The process of recycling is familiar to nearly all of us, as a foundation of the sustainable movement. Recyclable items have been a huge focus of urban growth in the most advanced countries. At this point it is almost laughable to some people that others do not recycle their leftover products and resources. While the revolution began with red, blue, and green bins alongside trash can every week, the recycling revolution has grown into a new monster of its own.
People are coming up with weird and wonderful ways to reuse their waste; from garden beds made of old tyres to houses made from recycled bottles. This evolving creature is changing the world for good in unforeseeable ways. The real teacher in this environment has been time and distant communication. By using these two resources over the last 20 years we have been introduced to an obvious truth. Hand me downs are global.
It seems that the modern worlds run almost a decade ahead of the under developed second world nations in Africa, Latin America, and parts of Asia. Visiting these regions is like stepping into a time machine and heading back to the 80’s or 90’s. It’s a little odd at first how consistent it is while at the same time how jarring it can be. It is not uncommon to find 80’s t-shirts being worn by kids listening to Britney spears and talking on flip cell phones. The clash of cultures is indicative of an obvious truth. Recycling doesn’t just keep our modern world cleaner and our environment healthier. It also helps facilitate the transfer of goods from the controlling consumers to the eager less fortunate. This recognition has now added a new philanthropic and sustainable culture type approach to recycling not only plastic and paper but electronics, clothing, and other accessories.
Companies like TechPayout help people sell a cell phone at incredible prices because they know that they can sell it in another country where the demand will always be high. Modern factories are designed for the modern world. To supply the rest of the world we’ll need a larger infrastructure for manufacturing. This will most likely be a lot of distributed 3D printing factories than our current model. The moral of the story is that there are philanthropic entrepreneurs who are finding these eco-sweetspots in business and raking in the money as they make the world a better place without overcharging or underselling.

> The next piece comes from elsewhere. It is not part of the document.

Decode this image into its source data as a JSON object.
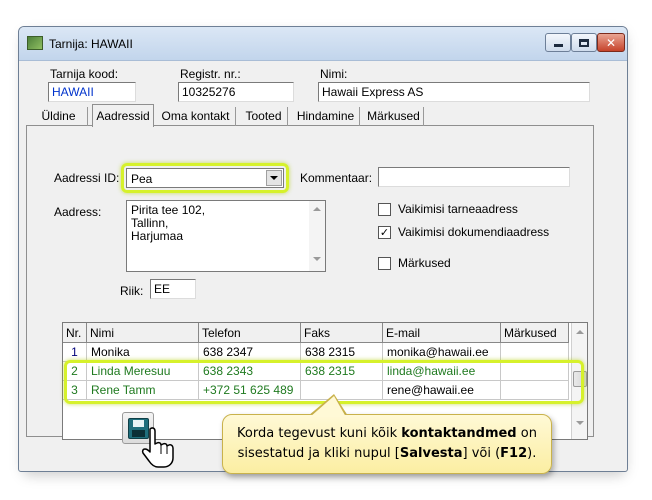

Thousands upon thousands of worn and used tyres are scrapped and dumped illegally each year. These tyres end up as a health hazard and cause untold amounts of environmental damage. In Australia alone, 500 000 tonnes of tyres are replaced every single year, but all the used tyres need to go somewhere right?
Working within the industry, DTL have been encouraging all of their customers to be responsible with their tyre waste. As a wholesale exporter of Chinese tyres, they realize the impact their end product can have on the planet if they are not properly disposed of and recycled.
Companies like Tyrecycle are taking things a step further. They are partnering with industries that have a lot of old rubber waste and giving them a new life. From athletics tracks to brake pads, insulation to alternative fuels; recycled rubber has a plethora of uses.
Life is full of these recycling type solutions to our global expansion and limited resources. In order to have more ideas for good we have to get everyone in the world the basic resources they need in order to be able to liberate their minds to focus on the goals, not the needs. By donating or selling at a discounted price, your old goods you can not only make some spare cash to cover new purchases, but you can also change someones life forever halfway around the world. Not a bad way to get a new iPhone.